-- Directions --
Would you restate all of the entries verbatim, minus any images?

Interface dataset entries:
Segment Open

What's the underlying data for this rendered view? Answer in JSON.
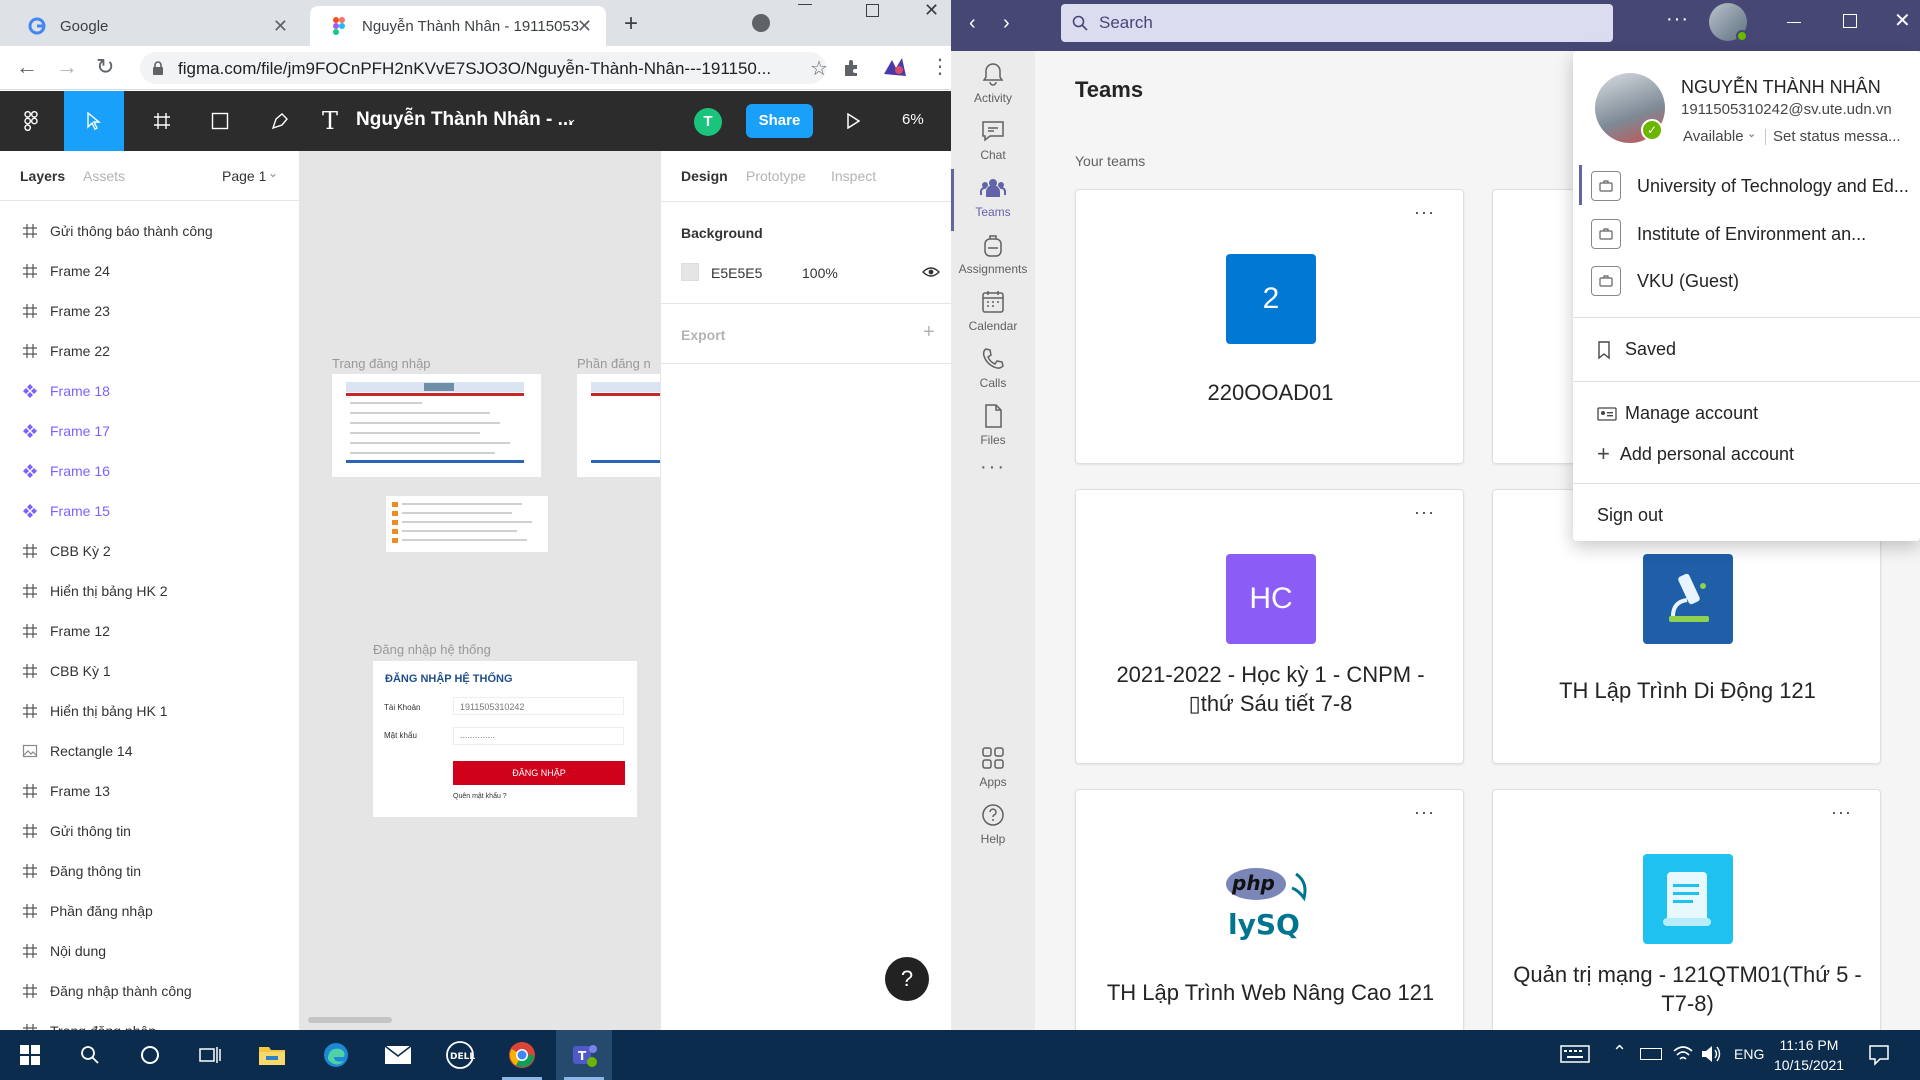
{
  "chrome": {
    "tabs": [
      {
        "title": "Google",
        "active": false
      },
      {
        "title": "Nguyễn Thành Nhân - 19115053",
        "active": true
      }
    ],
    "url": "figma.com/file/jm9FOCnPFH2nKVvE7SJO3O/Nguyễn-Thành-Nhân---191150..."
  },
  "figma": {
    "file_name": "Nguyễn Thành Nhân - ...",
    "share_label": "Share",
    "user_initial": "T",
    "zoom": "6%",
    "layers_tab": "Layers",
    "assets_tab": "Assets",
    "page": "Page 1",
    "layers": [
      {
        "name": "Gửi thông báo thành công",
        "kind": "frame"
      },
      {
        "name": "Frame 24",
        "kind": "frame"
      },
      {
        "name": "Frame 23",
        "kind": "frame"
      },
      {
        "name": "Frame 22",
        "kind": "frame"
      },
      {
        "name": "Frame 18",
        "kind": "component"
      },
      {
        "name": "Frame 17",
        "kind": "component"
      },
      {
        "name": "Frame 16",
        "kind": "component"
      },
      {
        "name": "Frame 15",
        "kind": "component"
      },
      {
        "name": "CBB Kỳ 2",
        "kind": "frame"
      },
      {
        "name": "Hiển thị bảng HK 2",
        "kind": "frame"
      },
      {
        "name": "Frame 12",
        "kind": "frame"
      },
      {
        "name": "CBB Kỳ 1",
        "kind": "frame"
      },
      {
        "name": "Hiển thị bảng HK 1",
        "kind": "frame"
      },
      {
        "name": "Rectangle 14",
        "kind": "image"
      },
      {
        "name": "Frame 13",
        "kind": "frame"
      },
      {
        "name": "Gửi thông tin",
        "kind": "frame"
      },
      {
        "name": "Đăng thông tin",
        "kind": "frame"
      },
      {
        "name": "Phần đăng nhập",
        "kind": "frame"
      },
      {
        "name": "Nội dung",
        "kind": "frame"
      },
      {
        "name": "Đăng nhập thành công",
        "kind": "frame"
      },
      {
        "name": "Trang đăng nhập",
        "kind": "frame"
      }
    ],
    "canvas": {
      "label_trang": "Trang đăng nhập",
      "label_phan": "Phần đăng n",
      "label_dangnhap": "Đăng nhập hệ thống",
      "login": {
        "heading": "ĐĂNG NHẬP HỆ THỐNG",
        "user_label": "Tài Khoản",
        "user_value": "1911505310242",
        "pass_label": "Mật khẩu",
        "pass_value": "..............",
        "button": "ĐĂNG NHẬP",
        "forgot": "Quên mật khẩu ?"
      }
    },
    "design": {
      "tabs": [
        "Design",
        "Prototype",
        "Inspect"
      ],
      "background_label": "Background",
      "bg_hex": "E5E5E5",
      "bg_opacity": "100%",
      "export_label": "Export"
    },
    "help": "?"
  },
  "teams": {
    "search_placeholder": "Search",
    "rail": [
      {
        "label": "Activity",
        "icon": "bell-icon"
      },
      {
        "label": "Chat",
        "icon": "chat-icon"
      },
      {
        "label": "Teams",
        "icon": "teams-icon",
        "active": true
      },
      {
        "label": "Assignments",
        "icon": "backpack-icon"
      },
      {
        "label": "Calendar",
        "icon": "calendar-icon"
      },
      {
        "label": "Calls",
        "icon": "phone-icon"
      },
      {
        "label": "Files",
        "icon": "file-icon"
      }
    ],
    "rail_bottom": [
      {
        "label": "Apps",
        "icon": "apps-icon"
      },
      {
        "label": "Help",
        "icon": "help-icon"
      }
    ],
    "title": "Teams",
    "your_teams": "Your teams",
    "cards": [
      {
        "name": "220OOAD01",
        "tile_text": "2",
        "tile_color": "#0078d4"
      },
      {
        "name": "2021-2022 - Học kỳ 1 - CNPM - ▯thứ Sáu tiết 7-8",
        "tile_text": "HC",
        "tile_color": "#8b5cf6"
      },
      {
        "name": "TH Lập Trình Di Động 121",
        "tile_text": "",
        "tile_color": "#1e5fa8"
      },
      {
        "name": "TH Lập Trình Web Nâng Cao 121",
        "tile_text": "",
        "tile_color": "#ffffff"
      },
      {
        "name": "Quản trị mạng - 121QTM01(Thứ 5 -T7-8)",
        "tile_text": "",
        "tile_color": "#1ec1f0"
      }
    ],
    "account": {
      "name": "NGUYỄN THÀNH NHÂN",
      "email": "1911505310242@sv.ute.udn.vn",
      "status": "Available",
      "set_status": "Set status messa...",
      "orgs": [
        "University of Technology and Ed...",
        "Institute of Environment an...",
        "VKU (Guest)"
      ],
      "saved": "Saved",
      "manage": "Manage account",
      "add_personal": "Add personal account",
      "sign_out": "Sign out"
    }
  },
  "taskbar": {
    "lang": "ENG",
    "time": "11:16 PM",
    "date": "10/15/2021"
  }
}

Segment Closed

-- The answer --
What's the underlying data for this rendered view? Answer in JSON.
{
  "chrome": {
    "tabs": [
      {
        "title": "Google",
        "active": false
      },
      {
        "title": "Nguyễn Thành Nhân - 19115053",
        "active": true
      }
    ],
    "url": "figma.com/file/jm9FOCnPFH2nKVvE7SJO3O/Nguyễn-Thành-Nhân---191150..."
  },
  "figma": {
    "file_name": "Nguyễn Thành Nhân - ...",
    "share_label": "Share",
    "user_initial": "T",
    "zoom": "6%",
    "layers_tab": "Layers",
    "assets_tab": "Assets",
    "page": "Page 1",
    "layers": [
      {
        "name": "Gửi thông báo thành công",
        "kind": "frame"
      },
      {
        "name": "Frame 24",
        "kind": "frame"
      },
      {
        "name": "Frame 23",
        "kind": "frame"
      },
      {
        "name": "Frame 22",
        "kind": "frame"
      },
      {
        "name": "Frame 18",
        "kind": "component"
      },
      {
        "name": "Frame 17",
        "kind": "component"
      },
      {
        "name": "Frame 16",
        "kind": "component"
      },
      {
        "name": "Frame 15",
        "kind": "component"
      },
      {
        "name": "CBB Kỳ 2",
        "kind": "frame"
      },
      {
        "name": "Hiển thị bảng HK 2",
        "kind": "frame"
      },
      {
        "name": "Frame 12",
        "kind": "frame"
      },
      {
        "name": "CBB Kỳ 1",
        "kind": "frame"
      },
      {
        "name": "Hiển thị bảng HK 1",
        "kind": "frame"
      },
      {
        "name": "Rectangle 14",
        "kind": "image"
      },
      {
        "name": "Frame 13",
        "kind": "frame"
      },
      {
        "name": "Gửi thông tin",
        "kind": "frame"
      },
      {
        "name": "Đăng thông tin",
        "kind": "frame"
      },
      {
        "name": "Phần đăng nhập",
        "kind": "frame"
      },
      {
        "name": "Nội dung",
        "kind": "frame"
      },
      {
        "name": "Đăng nhập thành công",
        "kind": "frame"
      },
      {
        "name": "Trang đăng nhập",
        "kind": "frame"
      }
    ],
    "canvas": {
      "label_trang": "Trang đăng nhập",
      "label_phan": "Phần đăng n",
      "label_dangnhap": "Đăng nhập hệ thống",
      "login": {
        "heading": "ĐĂNG NHẬP HỆ THỐNG",
        "user_label": "Tài Khoản",
        "user_value": "1911505310242",
        "pass_label": "Mật khẩu",
        "pass_value": "..............",
        "button": "ĐĂNG NHẬP",
        "forgot": "Quên mật khẩu ?"
      }
    },
    "design": {
      "tabs": [
        "Design",
        "Prototype",
        "Inspect"
      ],
      "background_label": "Background",
      "bg_hex": "E5E5E5",
      "bg_opacity": "100%",
      "export_label": "Export"
    },
    "help": "?"
  },
  "teams": {
    "search_placeholder": "Search",
    "rail": [
      {
        "label": "Activity",
        "icon": "bell-icon"
      },
      {
        "label": "Chat",
        "icon": "chat-icon"
      },
      {
        "label": "Teams",
        "icon": "teams-icon",
        "active": true
      },
      {
        "label": "Assignments",
        "icon": "backpack-icon"
      },
      {
        "label": "Calendar",
        "icon": "calendar-icon"
      },
      {
        "label": "Calls",
        "icon": "phone-icon"
      },
      {
        "label": "Files",
        "icon": "file-icon"
      }
    ],
    "rail_bottom": [
      {
        "label": "Apps",
        "icon": "apps-icon"
      },
      {
        "label": "Help",
        "icon": "help-icon"
      }
    ],
    "title": "Teams",
    "your_teams": "Your teams",
    "cards": [
      {
        "name": "220OOAD01",
        "tile_text": "2",
        "tile_color": "#0078d4"
      },
      {
        "name": "2021-2022 - Học kỳ 1 - CNPM - ▯thứ Sáu tiết 7-8",
        "tile_text": "HC",
        "tile_color": "#8b5cf6"
      },
      {
        "name": "TH Lập Trình Di Động 121",
        "tile_text": "",
        "tile_color": "#1e5fa8"
      },
      {
        "name": "TH Lập Trình Web Nâng Cao 121",
        "tile_text": "",
        "tile_color": "#ffffff"
      },
      {
        "name": "Quản trị mạng - 121QTM01(Thứ 5 -T7-8)",
        "tile_text": "",
        "tile_color": "#1ec1f0"
      }
    ],
    "account": {
      "name": "NGUYỄN THÀNH NHÂN",
      "email": "1911505310242@sv.ute.udn.vn",
      "status": "Available",
      "set_status": "Set status messa...",
      "orgs": [
        "University of Technology and Ed...",
        "Institute of Environment an...",
        "VKU (Guest)"
      ],
      "saved": "Saved",
      "manage": "Manage account",
      "add_personal": "Add personal account",
      "sign_out": "Sign out"
    }
  },
  "taskbar": {
    "lang": "ENG",
    "time": "11:16 PM",
    "date": "10/15/2021"
  }
}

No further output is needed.